=== Section Start ===
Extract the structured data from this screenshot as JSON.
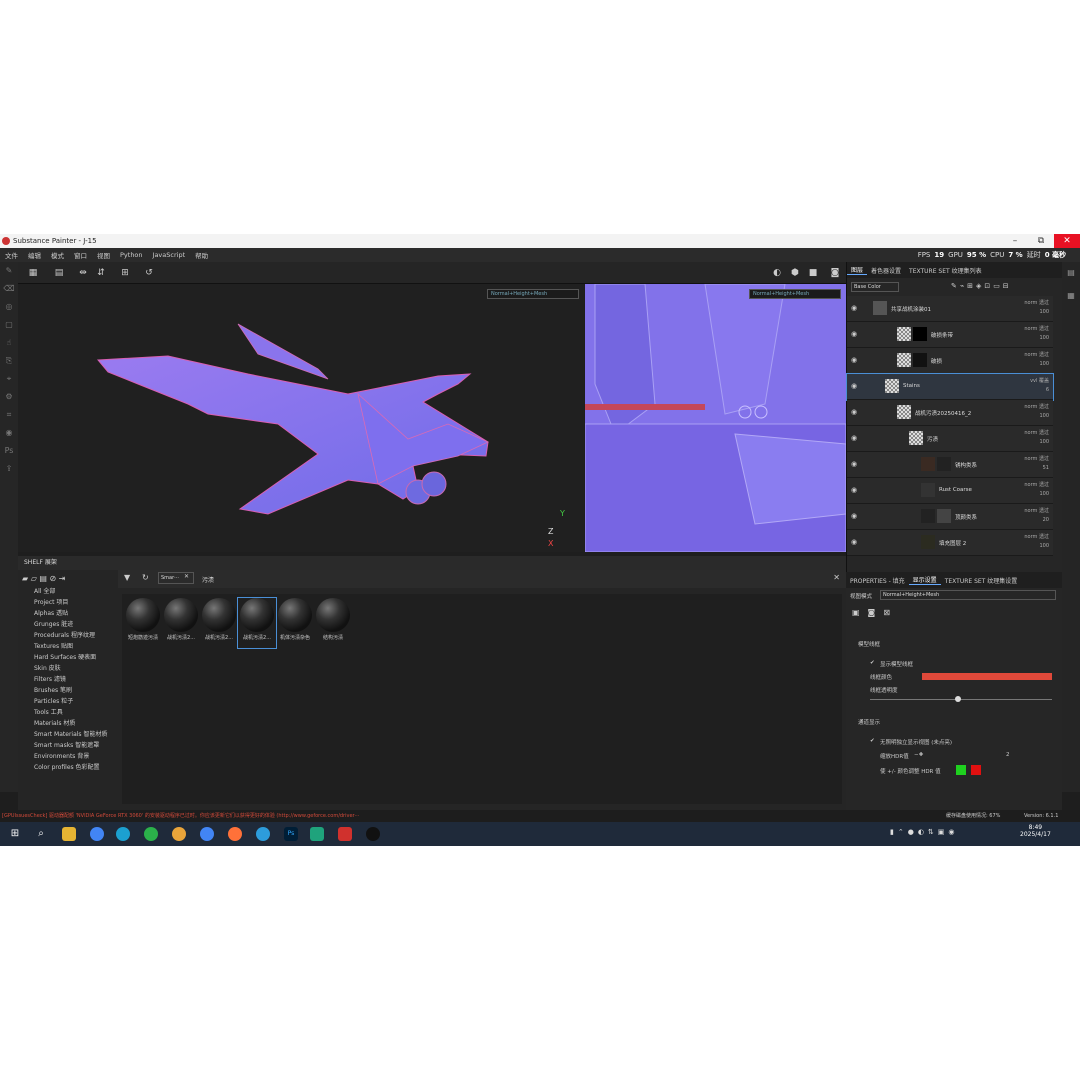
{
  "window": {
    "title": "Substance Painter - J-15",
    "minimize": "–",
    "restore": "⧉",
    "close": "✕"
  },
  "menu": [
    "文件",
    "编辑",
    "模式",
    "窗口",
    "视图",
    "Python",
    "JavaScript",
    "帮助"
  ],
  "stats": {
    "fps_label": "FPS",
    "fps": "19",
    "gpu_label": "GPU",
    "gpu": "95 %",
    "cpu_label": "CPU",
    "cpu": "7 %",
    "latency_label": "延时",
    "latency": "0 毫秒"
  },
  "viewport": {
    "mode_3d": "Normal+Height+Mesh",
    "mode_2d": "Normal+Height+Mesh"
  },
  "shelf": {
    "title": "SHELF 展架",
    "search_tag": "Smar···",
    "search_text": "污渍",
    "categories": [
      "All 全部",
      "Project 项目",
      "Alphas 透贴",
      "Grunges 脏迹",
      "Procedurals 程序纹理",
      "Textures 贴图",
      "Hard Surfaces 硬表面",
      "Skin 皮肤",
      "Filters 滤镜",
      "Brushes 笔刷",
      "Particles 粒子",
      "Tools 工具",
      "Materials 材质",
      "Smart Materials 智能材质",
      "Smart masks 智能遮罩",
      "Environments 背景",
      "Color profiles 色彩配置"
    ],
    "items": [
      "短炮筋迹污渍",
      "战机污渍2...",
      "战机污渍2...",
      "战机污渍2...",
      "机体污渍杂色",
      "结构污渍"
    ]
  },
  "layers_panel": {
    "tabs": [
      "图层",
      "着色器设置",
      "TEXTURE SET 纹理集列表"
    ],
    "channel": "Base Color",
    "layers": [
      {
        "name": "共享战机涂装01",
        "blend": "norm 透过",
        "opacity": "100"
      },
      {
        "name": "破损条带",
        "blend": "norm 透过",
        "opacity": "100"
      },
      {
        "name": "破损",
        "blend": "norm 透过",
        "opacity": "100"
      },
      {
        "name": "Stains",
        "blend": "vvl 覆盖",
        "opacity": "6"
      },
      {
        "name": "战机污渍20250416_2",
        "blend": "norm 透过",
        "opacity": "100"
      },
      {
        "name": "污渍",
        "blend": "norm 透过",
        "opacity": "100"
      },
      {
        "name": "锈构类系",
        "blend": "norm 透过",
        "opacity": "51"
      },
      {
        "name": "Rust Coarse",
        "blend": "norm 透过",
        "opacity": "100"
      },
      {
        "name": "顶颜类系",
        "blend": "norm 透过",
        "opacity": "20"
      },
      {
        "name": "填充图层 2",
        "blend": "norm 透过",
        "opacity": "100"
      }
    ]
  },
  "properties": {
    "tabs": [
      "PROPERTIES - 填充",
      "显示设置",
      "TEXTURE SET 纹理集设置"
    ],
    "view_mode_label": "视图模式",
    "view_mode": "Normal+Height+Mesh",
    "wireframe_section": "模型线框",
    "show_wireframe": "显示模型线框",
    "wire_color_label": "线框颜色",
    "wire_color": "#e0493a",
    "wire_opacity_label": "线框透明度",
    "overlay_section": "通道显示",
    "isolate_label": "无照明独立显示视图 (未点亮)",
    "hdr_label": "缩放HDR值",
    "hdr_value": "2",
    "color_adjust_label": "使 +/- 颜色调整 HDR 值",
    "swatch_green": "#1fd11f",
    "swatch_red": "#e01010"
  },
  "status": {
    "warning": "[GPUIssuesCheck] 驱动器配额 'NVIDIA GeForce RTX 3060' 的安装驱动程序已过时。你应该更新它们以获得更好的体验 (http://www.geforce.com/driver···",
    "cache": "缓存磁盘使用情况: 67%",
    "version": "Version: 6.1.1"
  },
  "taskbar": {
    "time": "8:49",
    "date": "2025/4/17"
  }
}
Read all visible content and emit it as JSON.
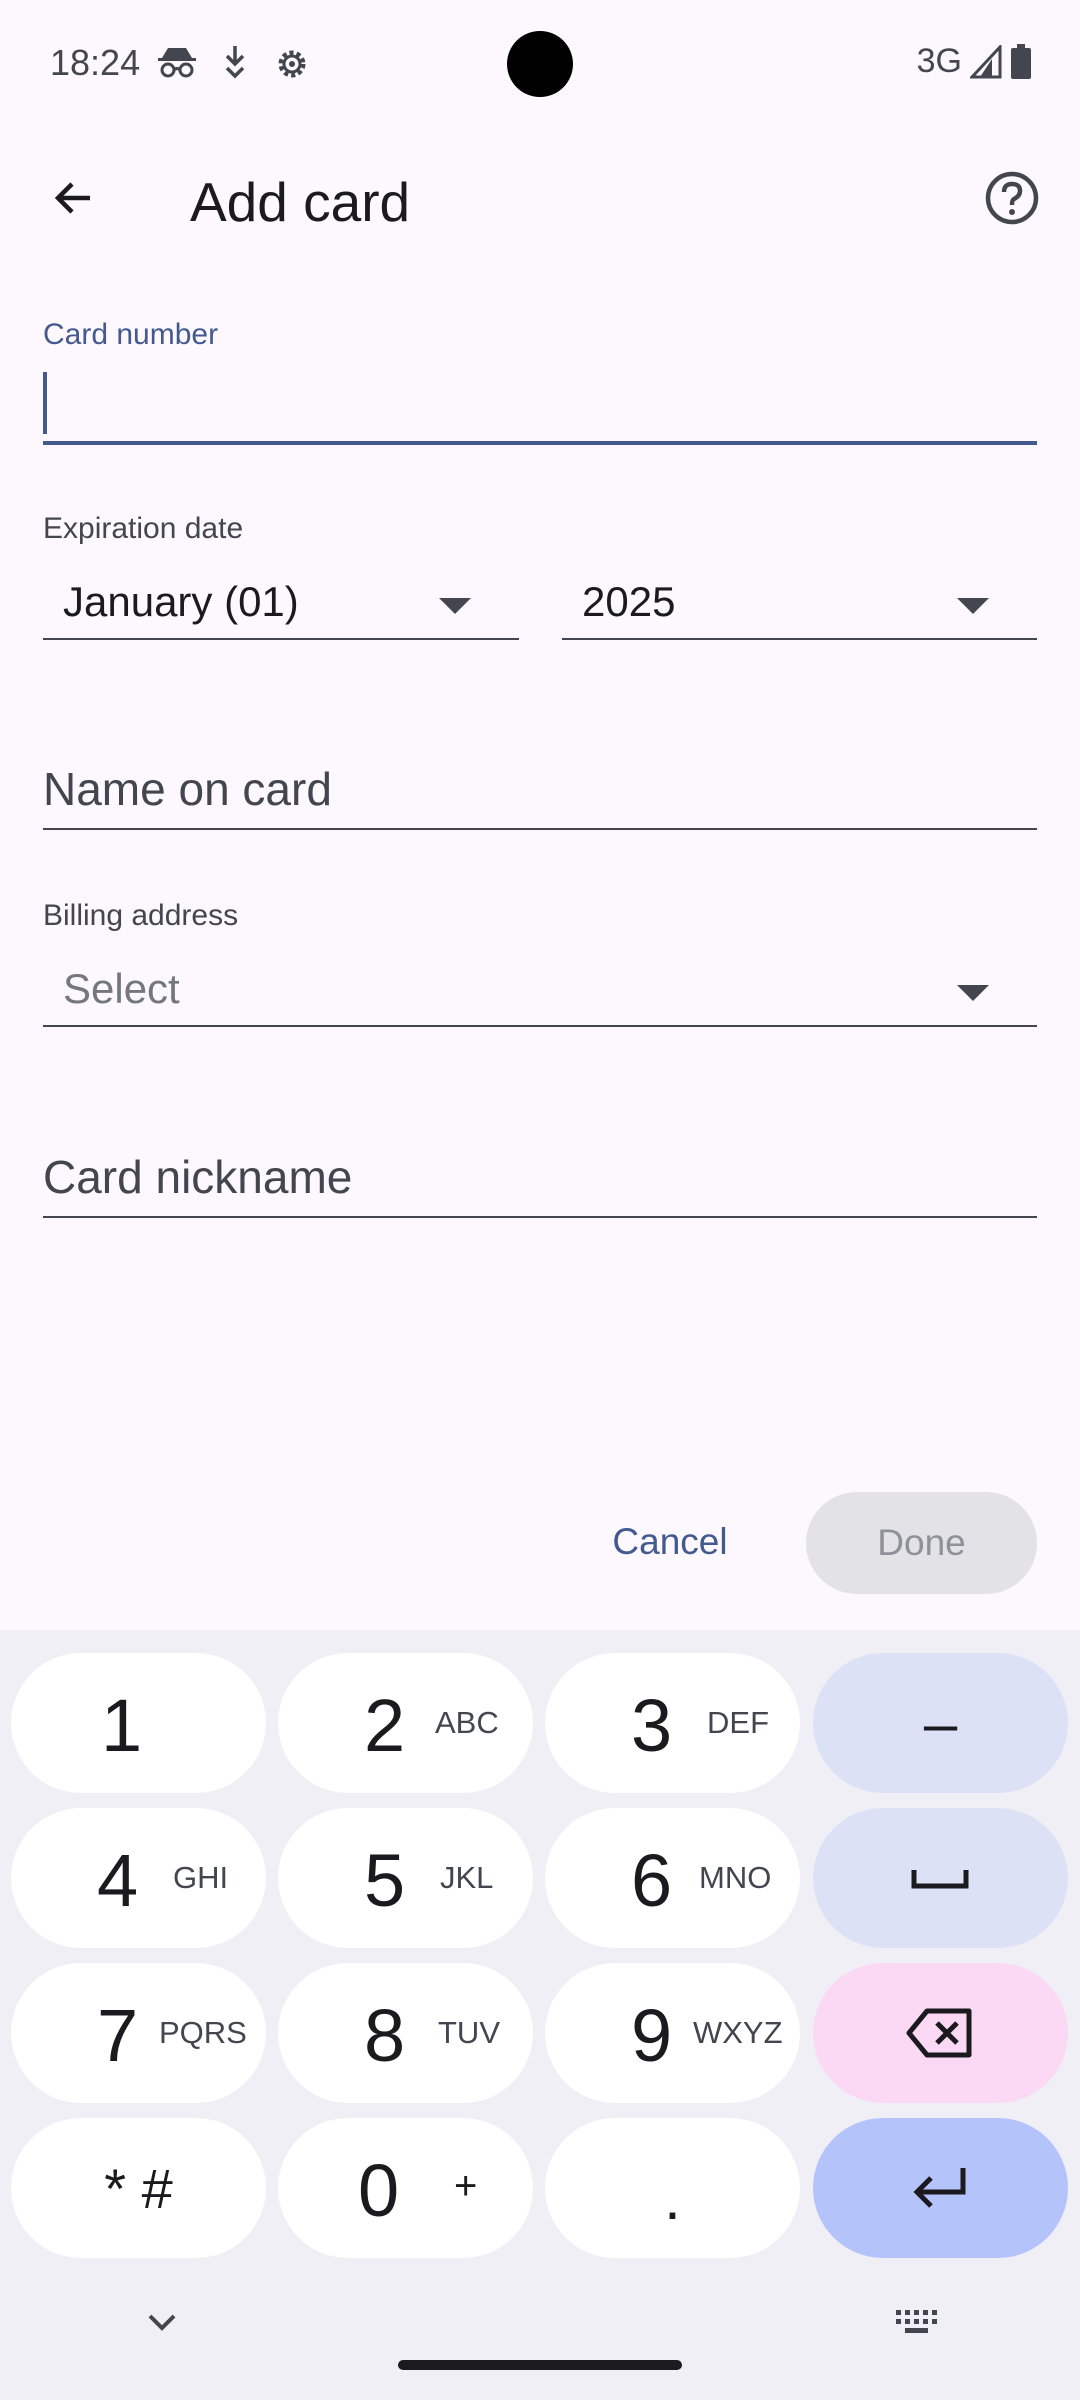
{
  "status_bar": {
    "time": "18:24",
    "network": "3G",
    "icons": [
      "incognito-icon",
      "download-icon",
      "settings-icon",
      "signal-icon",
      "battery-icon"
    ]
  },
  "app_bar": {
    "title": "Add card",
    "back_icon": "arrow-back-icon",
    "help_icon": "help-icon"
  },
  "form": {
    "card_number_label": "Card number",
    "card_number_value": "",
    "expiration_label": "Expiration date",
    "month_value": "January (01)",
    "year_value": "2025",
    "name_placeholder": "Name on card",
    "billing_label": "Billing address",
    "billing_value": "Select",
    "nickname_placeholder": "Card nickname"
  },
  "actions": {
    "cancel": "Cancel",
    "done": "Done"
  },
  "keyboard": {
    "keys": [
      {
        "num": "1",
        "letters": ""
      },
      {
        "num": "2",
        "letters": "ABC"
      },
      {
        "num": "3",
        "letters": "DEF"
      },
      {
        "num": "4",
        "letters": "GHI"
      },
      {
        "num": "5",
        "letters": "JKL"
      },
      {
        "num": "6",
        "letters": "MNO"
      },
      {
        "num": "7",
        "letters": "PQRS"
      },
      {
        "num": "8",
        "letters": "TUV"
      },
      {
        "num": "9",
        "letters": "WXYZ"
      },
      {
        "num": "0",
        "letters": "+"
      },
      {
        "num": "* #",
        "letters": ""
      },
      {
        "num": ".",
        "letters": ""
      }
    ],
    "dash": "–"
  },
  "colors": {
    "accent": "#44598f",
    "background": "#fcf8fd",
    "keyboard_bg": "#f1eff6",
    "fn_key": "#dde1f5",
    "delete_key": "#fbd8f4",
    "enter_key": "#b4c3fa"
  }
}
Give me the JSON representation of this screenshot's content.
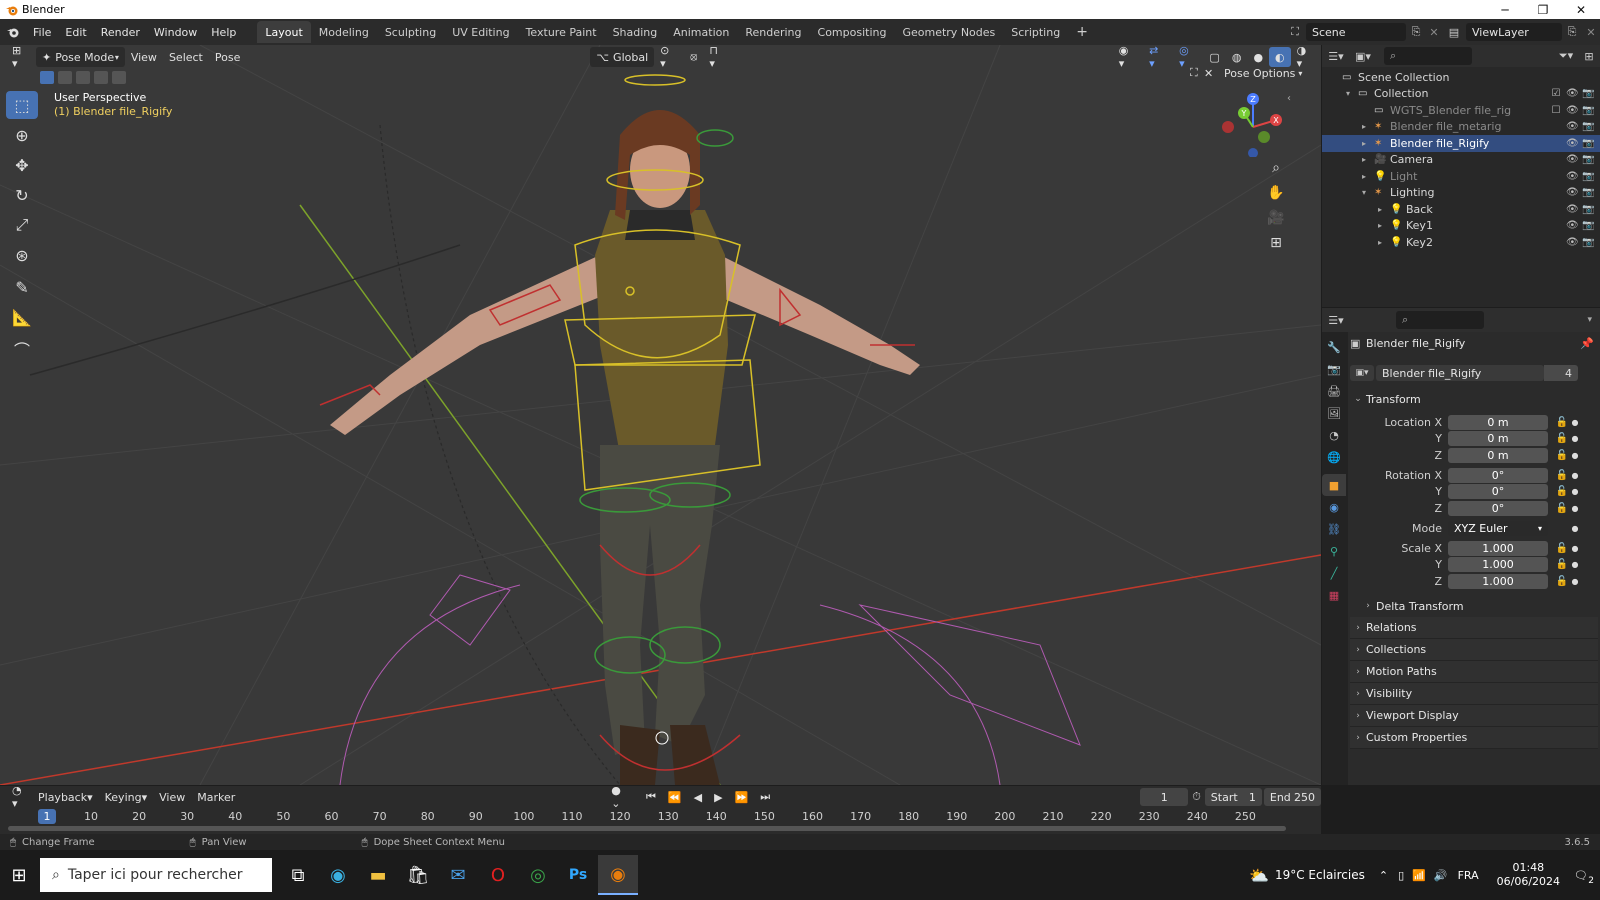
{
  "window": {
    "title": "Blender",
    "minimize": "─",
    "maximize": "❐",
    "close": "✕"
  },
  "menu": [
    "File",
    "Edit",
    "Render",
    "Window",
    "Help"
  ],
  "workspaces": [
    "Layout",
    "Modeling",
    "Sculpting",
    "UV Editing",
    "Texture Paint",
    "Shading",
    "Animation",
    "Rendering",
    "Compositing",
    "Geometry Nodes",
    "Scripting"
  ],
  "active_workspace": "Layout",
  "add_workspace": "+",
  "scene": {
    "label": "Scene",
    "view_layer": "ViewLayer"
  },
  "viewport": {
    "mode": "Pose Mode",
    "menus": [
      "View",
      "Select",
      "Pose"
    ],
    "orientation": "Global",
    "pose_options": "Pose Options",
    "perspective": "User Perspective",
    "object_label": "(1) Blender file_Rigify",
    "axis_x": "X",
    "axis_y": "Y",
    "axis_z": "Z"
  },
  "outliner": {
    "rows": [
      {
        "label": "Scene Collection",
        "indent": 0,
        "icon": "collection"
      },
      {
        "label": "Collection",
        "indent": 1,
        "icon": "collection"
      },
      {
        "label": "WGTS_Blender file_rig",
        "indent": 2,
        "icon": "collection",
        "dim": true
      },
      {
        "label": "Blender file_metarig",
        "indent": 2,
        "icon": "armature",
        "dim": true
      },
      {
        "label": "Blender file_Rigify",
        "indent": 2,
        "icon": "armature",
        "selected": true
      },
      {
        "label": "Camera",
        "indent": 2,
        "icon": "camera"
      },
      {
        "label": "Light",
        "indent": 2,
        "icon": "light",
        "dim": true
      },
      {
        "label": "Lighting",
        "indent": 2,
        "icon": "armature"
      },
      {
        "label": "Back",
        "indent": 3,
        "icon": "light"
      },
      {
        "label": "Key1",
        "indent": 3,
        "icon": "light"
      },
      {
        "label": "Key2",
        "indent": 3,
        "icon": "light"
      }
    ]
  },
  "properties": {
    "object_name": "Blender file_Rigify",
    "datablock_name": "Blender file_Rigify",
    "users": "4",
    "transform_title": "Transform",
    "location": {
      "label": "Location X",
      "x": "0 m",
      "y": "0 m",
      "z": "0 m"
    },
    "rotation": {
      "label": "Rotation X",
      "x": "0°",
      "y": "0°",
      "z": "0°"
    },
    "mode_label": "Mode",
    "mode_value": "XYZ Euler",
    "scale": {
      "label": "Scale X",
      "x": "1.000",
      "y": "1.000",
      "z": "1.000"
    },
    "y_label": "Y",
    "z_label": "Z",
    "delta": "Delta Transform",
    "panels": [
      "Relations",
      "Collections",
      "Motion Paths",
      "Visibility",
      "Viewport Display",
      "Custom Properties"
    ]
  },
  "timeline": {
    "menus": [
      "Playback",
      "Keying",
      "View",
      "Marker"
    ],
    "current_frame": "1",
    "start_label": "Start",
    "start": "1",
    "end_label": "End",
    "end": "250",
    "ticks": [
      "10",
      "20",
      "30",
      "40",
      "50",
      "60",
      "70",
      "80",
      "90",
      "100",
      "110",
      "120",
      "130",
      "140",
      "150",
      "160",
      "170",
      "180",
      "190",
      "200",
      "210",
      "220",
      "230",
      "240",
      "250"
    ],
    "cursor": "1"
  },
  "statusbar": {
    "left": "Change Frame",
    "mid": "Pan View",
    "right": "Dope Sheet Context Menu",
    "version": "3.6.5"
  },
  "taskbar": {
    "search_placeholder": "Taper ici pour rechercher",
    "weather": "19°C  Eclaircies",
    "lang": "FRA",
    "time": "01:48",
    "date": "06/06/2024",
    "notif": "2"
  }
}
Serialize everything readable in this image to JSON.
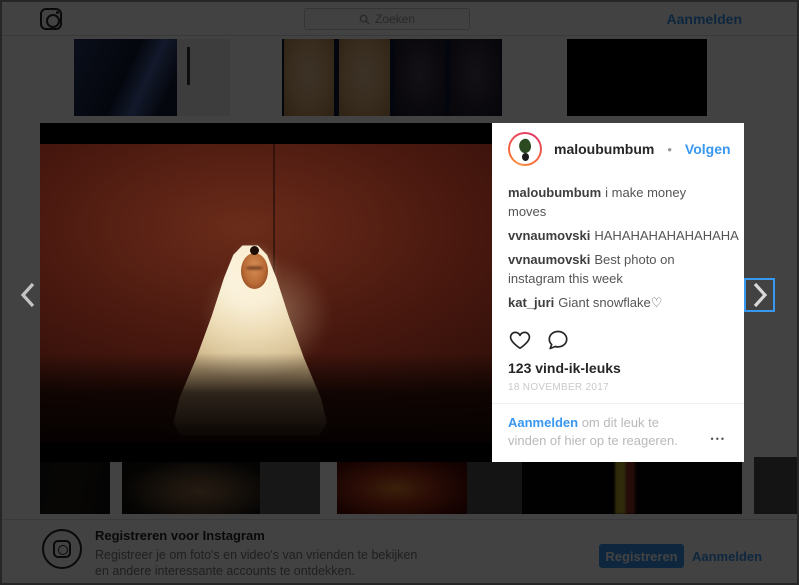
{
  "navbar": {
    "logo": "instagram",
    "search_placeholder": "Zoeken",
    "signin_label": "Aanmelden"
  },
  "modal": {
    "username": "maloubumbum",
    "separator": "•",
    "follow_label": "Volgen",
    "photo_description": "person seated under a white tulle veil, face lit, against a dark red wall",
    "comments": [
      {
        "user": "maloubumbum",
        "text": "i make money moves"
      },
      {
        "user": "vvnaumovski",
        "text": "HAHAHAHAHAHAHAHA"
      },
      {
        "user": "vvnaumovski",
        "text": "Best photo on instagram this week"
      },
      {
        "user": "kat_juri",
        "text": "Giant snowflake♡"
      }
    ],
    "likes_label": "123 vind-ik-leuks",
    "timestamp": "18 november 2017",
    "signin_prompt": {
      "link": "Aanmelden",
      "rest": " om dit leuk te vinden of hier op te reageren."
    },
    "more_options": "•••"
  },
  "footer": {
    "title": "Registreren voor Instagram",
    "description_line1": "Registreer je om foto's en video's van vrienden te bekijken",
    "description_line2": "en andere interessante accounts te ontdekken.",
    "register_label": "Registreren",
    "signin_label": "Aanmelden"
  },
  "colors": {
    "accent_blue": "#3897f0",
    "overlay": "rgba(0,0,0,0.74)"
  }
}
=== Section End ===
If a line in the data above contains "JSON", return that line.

Extract the structured data from this screenshot as JSON.
Read all visible content and emit it as JSON.
Give me the JSON representation of this screenshot's content.
Serialize everything readable in this image to JSON.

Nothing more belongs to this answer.